Modest Heroes is a three-part anthology film from Studio Ponoc, featuring stories directed by Hiromasa Yonebayashi, Yoshiyuki Momose, and Akihiko Yamashita. The first short, Kanini and Kanino, follows two young siblings and their father as they try to survive in a river stream as their mother goes off to give birth. The second short film, Life Ain’t Gonna Lose, shows a young child’s resilience against a lethal egg allergy. The last short, Invisible, follows an unnamed man invisible to the world, until a crucial moment forces him to become a hero.
Plot and Story
Modest Heroes is the first short film anthology by Studio Ponoc, done in a similar style to Katsuhiro Otomo’s short film series (most notably Neo Tokyo, Metropolis, Robot Carnival, Memories, and Short Peace). Similar to how Robot Carnival introduced its own short films, there are a few neat intros before each short that capture the feeling of going to an amusement park or a loud festival. The end credits sequence is a nice nod to all three films and its characters. The anthology series comes off Studio Ponoc’s debut feature film Mary and the Witch’s Flower and displays a variety of storytelling styles from ex-Ghibli staff members.
For this review, I’ll give some thoughts on each of the three shorts:
Kanini and Kanino
Hiromasa Yonebayashi’s Kanini and Kanino leaves a great impression of a vast underwater world that’s both beautiful and dangerous. The short is a typical adventure story with a satisfying narrative arc, starting with a light beginning that culminates into an exciting climax. The titular Kanini, along with his sister Kanino, are portrayed as fun, easygoing kids who are forced to mature somewhat quickly and be courageous in a time of conflict. The story strongly reminds me of The Borrowers and Finding Nemo and I recommend it if you liked Ghibli’s Arriety or Ponyo.
The choice of minimal dialogue used in this short is interesting and effective, with the exception of the occasional saying of ‘Kanini’ or ‘Kanino.’ The excellent animation from Studio Ponoc’s team makes it easy to follow movement and visual cues, so that you can infer the context and emotion from a certain scene. You don’t necessarily need subtitles to enjoy this short. The animation also makes ordinary things look huge from the point-of-view of its characters. They manage this thanks to the CGI visuals that make the water look so fluid, vibrant, and alive. It also makes the fish Kanini and Kanino face off against look much more terrifying up close.
Life Ain’t Gonna Lose
Yoshiyuki Momose’s contribution to the anthology shifts us away from the adventurous tone of the first short and into the real world. There’s an interesting conflict tying Life Ain’t Gonna Lose together, with its title suggesting a strong resilience from its main character, Shun. He’s determined to one day conquer his lethal egg allergy. This worries his Mom who balances a career as a professional dancer while constantly monitoring her son. Some quick flashbacks to Shun’s previous allergic attacks demonstrate how stressful the situation is for her.

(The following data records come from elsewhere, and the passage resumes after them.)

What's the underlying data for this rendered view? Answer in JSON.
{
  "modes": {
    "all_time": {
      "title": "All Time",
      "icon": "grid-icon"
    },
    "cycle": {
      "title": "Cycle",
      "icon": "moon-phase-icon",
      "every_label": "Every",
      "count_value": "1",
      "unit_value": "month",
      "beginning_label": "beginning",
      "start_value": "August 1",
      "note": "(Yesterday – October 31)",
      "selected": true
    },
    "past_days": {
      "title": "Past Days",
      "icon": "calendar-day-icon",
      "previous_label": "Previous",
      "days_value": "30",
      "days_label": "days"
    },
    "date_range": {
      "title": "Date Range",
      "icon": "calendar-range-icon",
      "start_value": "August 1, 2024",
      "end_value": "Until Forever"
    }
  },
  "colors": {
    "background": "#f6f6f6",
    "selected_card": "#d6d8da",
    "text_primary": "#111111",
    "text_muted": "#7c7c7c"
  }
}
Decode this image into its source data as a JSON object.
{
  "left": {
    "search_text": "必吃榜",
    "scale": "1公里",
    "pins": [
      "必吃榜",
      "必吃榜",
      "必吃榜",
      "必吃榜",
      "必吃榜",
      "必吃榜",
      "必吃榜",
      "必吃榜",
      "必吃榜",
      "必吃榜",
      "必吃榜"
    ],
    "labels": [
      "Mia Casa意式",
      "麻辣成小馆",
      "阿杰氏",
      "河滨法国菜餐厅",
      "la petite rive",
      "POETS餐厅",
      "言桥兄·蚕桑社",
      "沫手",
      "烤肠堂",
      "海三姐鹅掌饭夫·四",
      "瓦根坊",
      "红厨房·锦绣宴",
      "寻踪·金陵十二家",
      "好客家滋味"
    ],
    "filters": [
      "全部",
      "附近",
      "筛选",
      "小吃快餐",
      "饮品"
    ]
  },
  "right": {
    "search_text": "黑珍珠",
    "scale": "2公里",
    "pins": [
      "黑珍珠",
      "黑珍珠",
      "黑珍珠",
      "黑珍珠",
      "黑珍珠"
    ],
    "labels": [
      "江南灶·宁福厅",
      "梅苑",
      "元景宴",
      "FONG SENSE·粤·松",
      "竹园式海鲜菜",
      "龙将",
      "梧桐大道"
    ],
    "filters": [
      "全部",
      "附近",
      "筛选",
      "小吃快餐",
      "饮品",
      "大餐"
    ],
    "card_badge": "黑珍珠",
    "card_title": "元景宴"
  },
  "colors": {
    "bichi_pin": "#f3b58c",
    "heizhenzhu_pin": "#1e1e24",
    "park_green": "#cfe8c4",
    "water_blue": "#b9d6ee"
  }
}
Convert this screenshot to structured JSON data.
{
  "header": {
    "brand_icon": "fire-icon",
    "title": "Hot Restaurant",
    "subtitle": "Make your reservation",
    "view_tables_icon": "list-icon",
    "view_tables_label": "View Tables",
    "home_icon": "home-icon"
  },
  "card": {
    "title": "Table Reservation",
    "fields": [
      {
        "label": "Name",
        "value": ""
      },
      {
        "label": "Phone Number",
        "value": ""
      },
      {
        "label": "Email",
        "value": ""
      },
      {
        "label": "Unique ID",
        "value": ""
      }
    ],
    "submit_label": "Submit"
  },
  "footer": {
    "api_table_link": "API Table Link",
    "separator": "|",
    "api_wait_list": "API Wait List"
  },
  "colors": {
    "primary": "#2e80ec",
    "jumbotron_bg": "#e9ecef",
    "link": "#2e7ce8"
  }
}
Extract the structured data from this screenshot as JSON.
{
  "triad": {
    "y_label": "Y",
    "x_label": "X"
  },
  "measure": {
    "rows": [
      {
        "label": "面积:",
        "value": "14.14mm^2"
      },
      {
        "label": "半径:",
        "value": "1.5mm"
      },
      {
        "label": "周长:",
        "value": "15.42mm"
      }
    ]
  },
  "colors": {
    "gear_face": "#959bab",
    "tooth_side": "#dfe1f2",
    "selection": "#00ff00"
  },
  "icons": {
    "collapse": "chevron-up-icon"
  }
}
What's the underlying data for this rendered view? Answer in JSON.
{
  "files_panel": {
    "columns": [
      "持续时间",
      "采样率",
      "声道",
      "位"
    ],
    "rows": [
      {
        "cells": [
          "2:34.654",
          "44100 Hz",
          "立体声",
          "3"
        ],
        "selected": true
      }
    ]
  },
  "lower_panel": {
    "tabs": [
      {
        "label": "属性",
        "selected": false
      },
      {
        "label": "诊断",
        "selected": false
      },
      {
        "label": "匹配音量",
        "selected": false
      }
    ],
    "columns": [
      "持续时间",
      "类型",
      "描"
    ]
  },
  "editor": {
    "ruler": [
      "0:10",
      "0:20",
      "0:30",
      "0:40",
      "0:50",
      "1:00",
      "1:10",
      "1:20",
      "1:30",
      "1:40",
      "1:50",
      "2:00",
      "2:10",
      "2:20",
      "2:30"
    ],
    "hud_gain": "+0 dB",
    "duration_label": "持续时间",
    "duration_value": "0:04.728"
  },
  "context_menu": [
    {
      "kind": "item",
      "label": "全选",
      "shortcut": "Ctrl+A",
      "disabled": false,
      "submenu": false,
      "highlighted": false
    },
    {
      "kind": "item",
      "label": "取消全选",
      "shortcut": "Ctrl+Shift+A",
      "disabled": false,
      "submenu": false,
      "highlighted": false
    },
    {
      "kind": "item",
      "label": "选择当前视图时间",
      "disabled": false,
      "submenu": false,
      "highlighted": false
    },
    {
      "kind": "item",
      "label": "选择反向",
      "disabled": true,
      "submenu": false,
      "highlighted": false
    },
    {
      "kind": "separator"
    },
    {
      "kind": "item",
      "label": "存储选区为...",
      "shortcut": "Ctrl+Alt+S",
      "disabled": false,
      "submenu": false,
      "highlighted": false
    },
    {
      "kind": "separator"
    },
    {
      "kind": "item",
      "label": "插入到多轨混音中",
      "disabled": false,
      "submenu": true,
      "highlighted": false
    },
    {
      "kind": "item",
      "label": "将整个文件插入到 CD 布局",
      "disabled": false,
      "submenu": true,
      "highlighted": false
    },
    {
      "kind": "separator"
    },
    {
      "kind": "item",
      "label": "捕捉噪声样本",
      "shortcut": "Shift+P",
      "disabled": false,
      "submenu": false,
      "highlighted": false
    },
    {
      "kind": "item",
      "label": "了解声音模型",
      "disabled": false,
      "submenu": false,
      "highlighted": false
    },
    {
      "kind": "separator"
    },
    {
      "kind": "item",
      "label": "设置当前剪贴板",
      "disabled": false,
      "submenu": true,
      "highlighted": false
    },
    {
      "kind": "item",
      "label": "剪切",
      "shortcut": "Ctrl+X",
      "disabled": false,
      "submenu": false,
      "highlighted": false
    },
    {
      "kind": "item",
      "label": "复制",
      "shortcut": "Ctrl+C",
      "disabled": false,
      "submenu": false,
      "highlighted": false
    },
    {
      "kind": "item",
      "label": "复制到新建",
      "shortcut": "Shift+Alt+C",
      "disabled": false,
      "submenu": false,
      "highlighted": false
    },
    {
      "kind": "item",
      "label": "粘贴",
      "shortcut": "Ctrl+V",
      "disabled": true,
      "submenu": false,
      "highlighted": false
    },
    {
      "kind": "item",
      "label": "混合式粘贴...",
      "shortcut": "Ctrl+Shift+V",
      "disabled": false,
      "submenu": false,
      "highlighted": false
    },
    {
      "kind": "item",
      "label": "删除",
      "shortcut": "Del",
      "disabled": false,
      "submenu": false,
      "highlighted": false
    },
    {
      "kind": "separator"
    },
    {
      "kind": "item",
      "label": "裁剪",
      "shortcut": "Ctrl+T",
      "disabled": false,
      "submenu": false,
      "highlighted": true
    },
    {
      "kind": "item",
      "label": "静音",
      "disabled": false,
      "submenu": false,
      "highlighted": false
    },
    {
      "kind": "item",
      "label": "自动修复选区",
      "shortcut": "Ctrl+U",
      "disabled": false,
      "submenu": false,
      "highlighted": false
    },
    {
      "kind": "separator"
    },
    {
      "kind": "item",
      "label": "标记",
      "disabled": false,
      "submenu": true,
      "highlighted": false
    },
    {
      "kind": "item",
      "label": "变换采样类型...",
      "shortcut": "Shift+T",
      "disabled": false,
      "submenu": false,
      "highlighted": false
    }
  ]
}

I appreciate the short film’s approach to realism, especially when Shun has lunch at his school. His allergy doesn’t make him a target of bullying and his classmates seem to support him as much as they can whenever they have lunch together – a very considerate gesture if I say so myself. The short hits close to home for me because my sister dealt with a similar allergy with mangoes and my parents felt much the same way as Shun’s Mom did. Life Ain’t Gonna Lose is overall a wonderful middle act of the Modest Heroes anthology.
Akihiko Yamashita’s Invisible definitely feels like the more adult-oriented story in this series. In terms of tone and color, Kanini and Kanino draws upon an aquamarine blue setting while Life Ain’t Gonna Lose is full of bright, sunshine optimism. The world of Invisible is mundane, grey, and devoid of color, except for maybe the very end of the short. There’s much more at stake for the protagonist in this one. The unnamed character wakes up to find that he’s turned invisible and no one, not even machines, acknowledge his existence. Soon after, he drifts aimlessly around town, frustrated with his insignificance and not being seen by anyone. It’s a clever visual metaphor for our main character, whose quiet and lonesome personality makes him non-existent in front of his co-workers and everyone around him.
The short ends abruptly, strongly hinting that he does gain his physical body back. A selfless act validates him as a hero of sorts and adds a nice touch to the story’s finale. He ultimately learns that the only person whose opinion matters is himself.
This first collection is a step in the right direction for Studio Ponoc. The anthology series showcases not only Yonebayashi’s skills, but other creators flourishing in the studio. I expect a great amount of storytelling and innovative animation in the next installment and see how they further step out of Studio Ghibli’s shadow.
Modest Heroes is available to watch now from GKIDS.